Mr Withecombe is disappointed with the council's decision to abandon this proposal, which would have given his sheep greater protection for half the year.
He said: "It is ridiculous, I am just waiting for the next attack on my sheep.
"What I really want them to do is enforce dogs being on leads all year round. My sheep are there 24 hours a day and they don't have any protection.
"The ewes are already pregnant and lambing will start in the middle of January lasting until March. I can't afford to lose lambs. I don't want to graze them anywhere else, why should I? I want to be able to exercise my rights as grazier.
"Earlier this month there was an another attack on three of my sheep, which killed one of them. In total that attack alone has cost me between £200-300.

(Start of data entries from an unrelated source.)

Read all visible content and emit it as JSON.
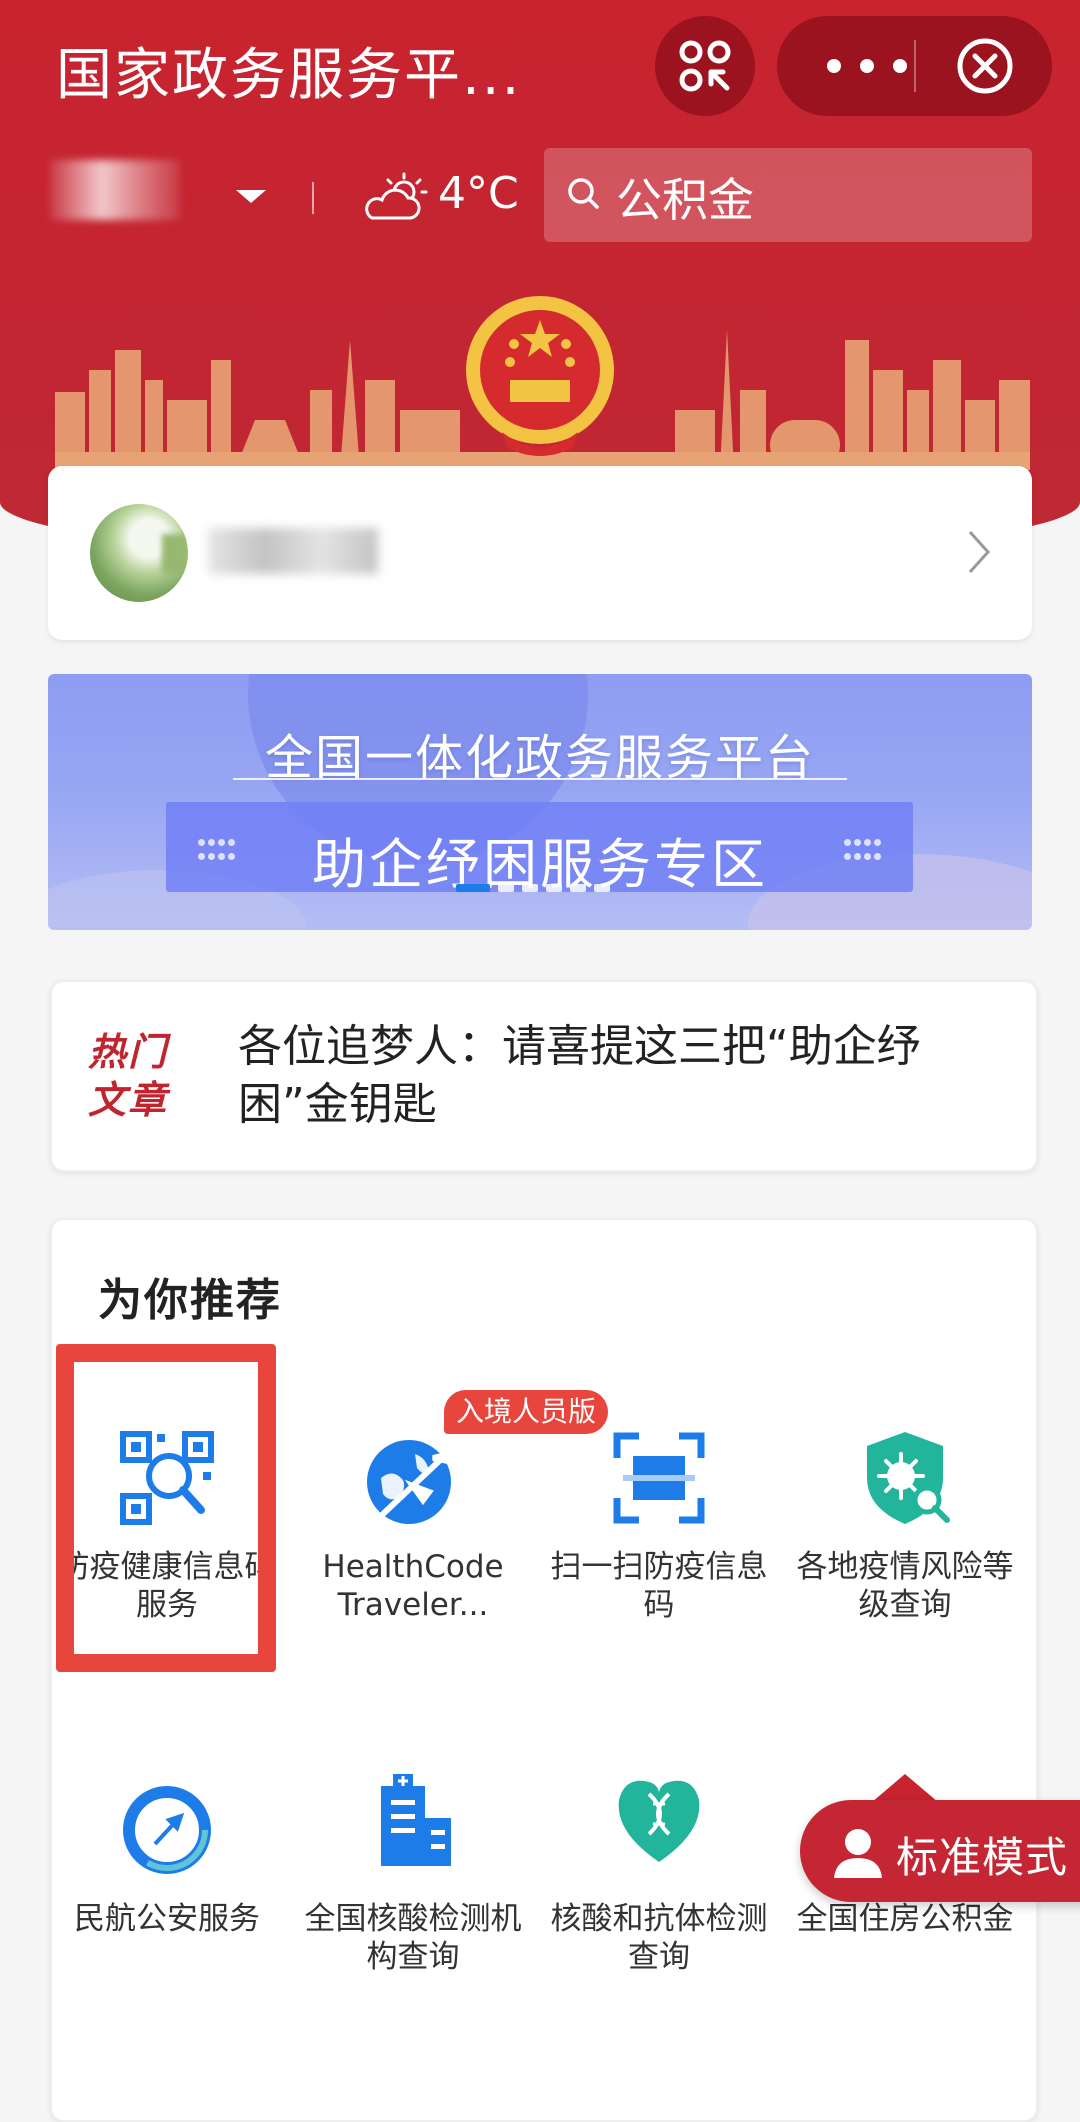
{
  "header": {
    "title": "国家政务服务平...",
    "temperature": "4°C",
    "search_placeholder": "公积金"
  },
  "user_card": {},
  "banner": {
    "line1": "全国一体化政务服务平台",
    "line2": "助企纾困服务专区",
    "slide_count": 6,
    "active_slide": 1
  },
  "hot": {
    "label": "热门文章",
    "text": "各位追梦人：请喜提这三把“助企纾困”金钥匙"
  },
  "recommend": {
    "title": "为你推荐",
    "badge": "入境人员版",
    "items": [
      {
        "label": "防疫健康信息码服务",
        "icon": "qr-search-icon"
      },
      {
        "label": "HealthCode Traveler...",
        "icon": "globe-plane-icon"
      },
      {
        "label": "扫一扫防疫信息码",
        "icon": "scan-frame-icon"
      },
      {
        "label": "各地疫情风险等级查询",
        "icon": "shield-virus-icon"
      },
      {
        "label": "民航公安服务",
        "icon": "aviation-police-icon"
      },
      {
        "label": "全国核酸检测机构查询",
        "icon": "hospital-icon"
      },
      {
        "label": "核酸和抗体检测查询",
        "icon": "dna-heart-icon"
      },
      {
        "label": "全国住房公积金",
        "icon": "house-icon"
      }
    ]
  },
  "mode_button": {
    "label": "标准模式"
  },
  "colors": {
    "brand_red": "#c8232f",
    "highlight": "#e8453c",
    "blue": "#1e7ce8",
    "teal": "#22b59b"
  }
}
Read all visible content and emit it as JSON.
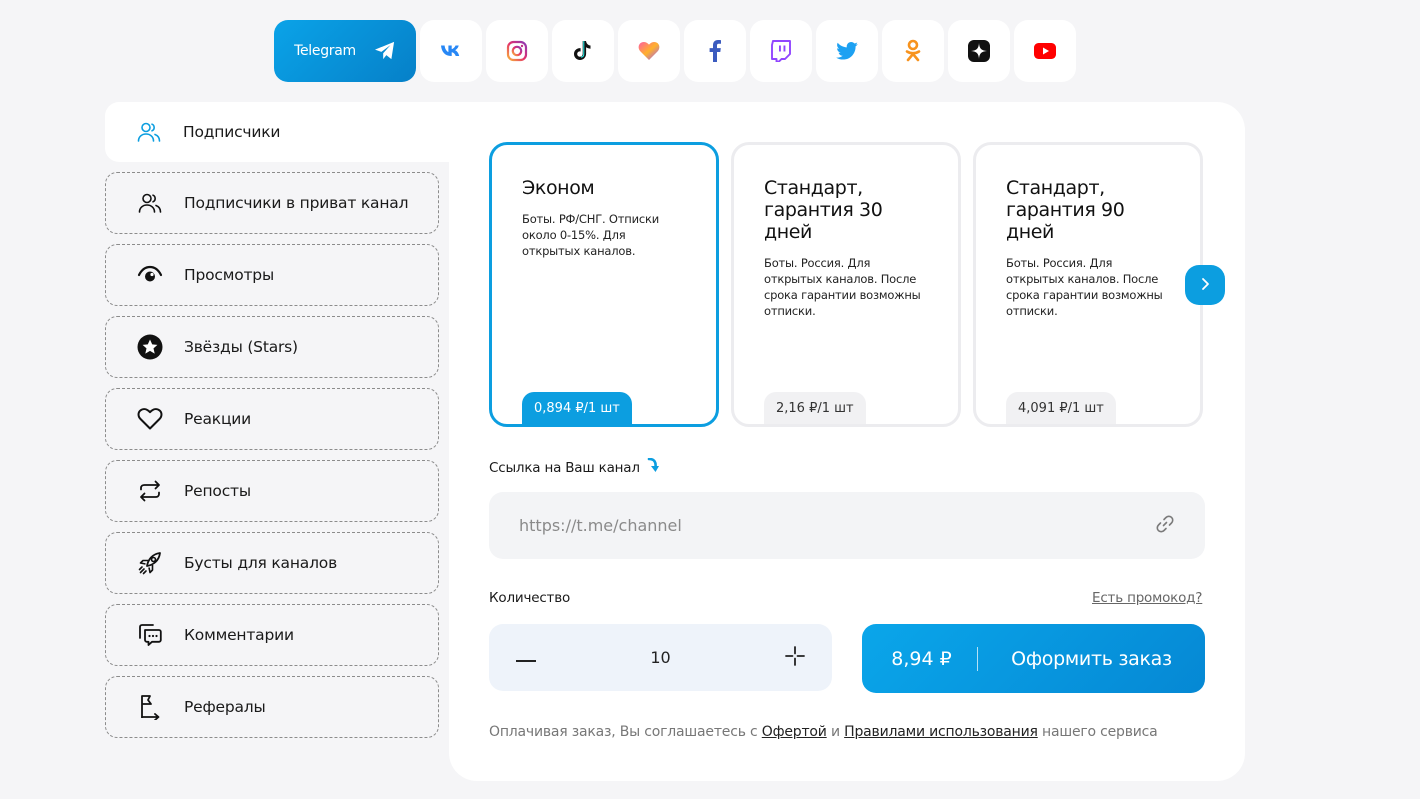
{
  "platforms": {
    "active_label": "Telegram",
    "items": [
      "telegram",
      "vk",
      "instagram",
      "tiktok",
      "likee",
      "facebook",
      "twitch",
      "twitter",
      "odnoklassniki",
      "dzen",
      "youtube"
    ]
  },
  "sidebar": {
    "items": [
      {
        "label": "Подписчики",
        "icon": "users-icon"
      },
      {
        "label": "Подписчики в приват канал",
        "icon": "users-icon"
      },
      {
        "label": "Просмотры",
        "icon": "eye-icon"
      },
      {
        "label": "Звёзды (Stars)",
        "icon": "star-icon"
      },
      {
        "label": "Реакции",
        "icon": "heart-icon"
      },
      {
        "label": "Репосты",
        "icon": "repost-icon"
      },
      {
        "label": "Бусты для каналов",
        "icon": "rocket-icon"
      },
      {
        "label": "Комментарии",
        "icon": "comments-icon"
      },
      {
        "label": "Рефералы",
        "icon": "flag-icon"
      }
    ]
  },
  "tariffs": [
    {
      "title": "Эконом",
      "description": "Боты. РФ/СНГ. Отписки около 0-15%. Для открытых каналов.",
      "price": "0,894 ₽/1 шт"
    },
    {
      "title": "Стандарт, гарантия 30 дней",
      "description": "Боты. Россия. Для открытых каналов. После срока гарантии возможны отписки.",
      "price": "2,16 ₽/1 шт"
    },
    {
      "title": "Стандарт, гарантия 90 дней",
      "description": "Боты. Россия. Для открытых каналов. После срока гарантии возможны отписки.",
      "price": "4,091 ₽/1 шт"
    }
  ],
  "form": {
    "link_label": "Ссылка на Ваш канал",
    "link_placeholder": "https://t.me/channel",
    "quantity_label": "Количество",
    "promo_label": "Есть промокод?",
    "quantity_value": "10",
    "total": "8,94 ₽",
    "order_label": "Оформить заказ"
  },
  "terms": {
    "prefix": "Оплачивая заказ, Вы соглашаетесь с",
    "offer_link": "Офертой",
    "and": "и",
    "rules_link": "Правилами использования",
    "suffix": "нашего сервиса"
  },
  "colors": {
    "accent": "#0c9ee0",
    "background": "#f5f5f7"
  }
}
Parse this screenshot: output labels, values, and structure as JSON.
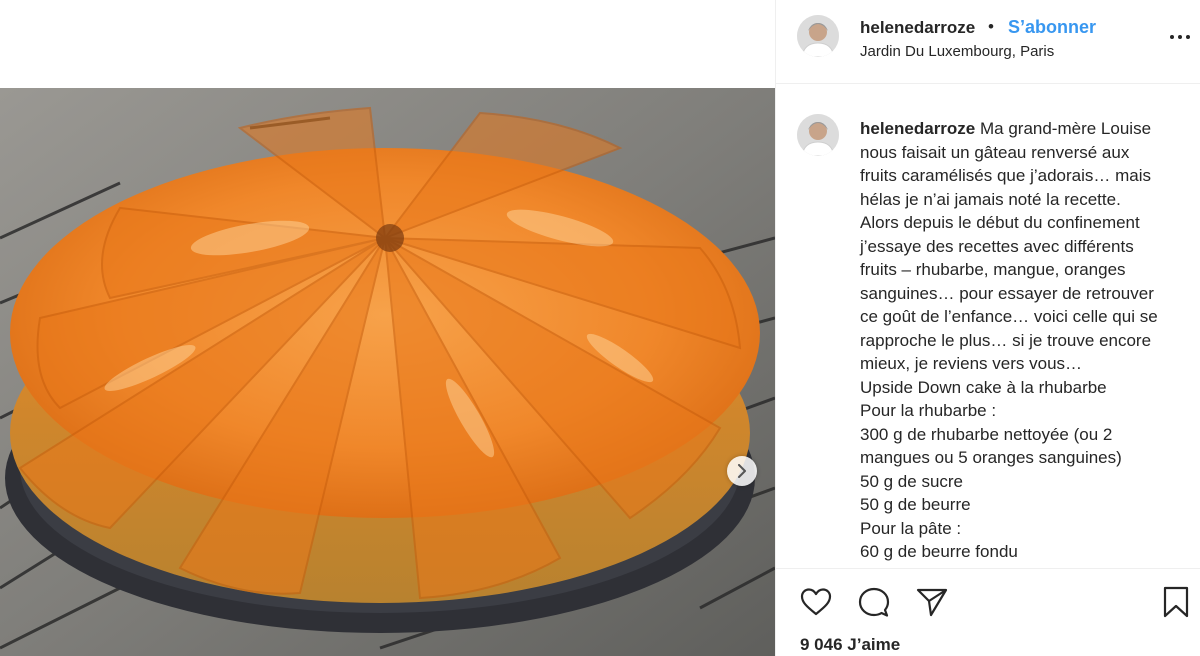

"The council is narrowing my options, I have the right to shoot any dog attacking my sheep but I don't want to have to do that, it will just make the whole situation worse."
Mr Withecombe confirmed he has already had to shot a dog; he shot an Alsatian in 2005 after it killed 13 of his sheep.
The council will be holding a consultation on the burrows aspect of the dog orders in coming weeks.
It is hoped that all the revised orders, including those for the burrows, will come into effect on March 1.